Your response should consist of the lines below, printed exactly.

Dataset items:
# # # # # # #
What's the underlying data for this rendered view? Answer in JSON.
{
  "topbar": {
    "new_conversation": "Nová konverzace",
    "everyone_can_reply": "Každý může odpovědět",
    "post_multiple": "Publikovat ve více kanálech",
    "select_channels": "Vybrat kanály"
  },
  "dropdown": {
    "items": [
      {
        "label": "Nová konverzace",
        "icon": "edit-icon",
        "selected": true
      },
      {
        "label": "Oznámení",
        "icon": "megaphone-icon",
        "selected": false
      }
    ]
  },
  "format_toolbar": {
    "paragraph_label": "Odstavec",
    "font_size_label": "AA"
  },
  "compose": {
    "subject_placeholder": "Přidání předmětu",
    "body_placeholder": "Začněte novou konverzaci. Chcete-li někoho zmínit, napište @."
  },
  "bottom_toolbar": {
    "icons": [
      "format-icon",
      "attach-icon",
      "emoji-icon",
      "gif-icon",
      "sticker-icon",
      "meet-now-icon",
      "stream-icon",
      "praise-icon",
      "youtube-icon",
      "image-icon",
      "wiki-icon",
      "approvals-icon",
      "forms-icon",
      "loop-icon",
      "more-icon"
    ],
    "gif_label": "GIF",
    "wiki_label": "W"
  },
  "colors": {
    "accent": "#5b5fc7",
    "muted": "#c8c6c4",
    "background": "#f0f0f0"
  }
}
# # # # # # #
THE COMPLETED TASK:
What's the underlying data for this rendered view? Answer in JSON.
{
  "topbar": {
    "new_conversation": "Nová konverzace",
    "everyone_can_reply": "Každý může odpovědět",
    "post_multiple": "Publikovat ve více kanálech",
    "select_channels": "Vybrat kanály"
  },
  "dropdown": {
    "items": [
      {
        "label": "Nová konverzace",
        "icon": "edit-icon",
        "selected": true
      },
      {
        "label": "Oznámení",
        "icon": "megaphone-icon",
        "selected": false
      }
    ]
  },
  "format_toolbar": {
    "paragraph_label": "Odstavec",
    "font_size_label": "AA"
  },
  "compose": {
    "subject_placeholder": "Přidání předmětu",
    "body_placeholder": "Začněte novou konverzaci. Chcete-li někoho zmínit, napište @."
  },
  "bottom_toolbar": {
    "icons": [
      "format-icon",
      "attach-icon",
      "emoji-icon",
      "gif-icon",
      "sticker-icon",
      "meet-now-icon",
      "stream-icon",
      "praise-icon",
      "youtube-icon",
      "image-icon",
      "wiki-icon",
      "approvals-icon",
      "forms-icon",
      "loop-icon",
      "more-icon"
    ],
    "gif_label": "GIF",
    "wiki_label": "W"
  },
  "colors": {
    "accent": "#5b5fc7",
    "muted": "#c8c6c4",
    "background": "#f0f0f0"
  }
}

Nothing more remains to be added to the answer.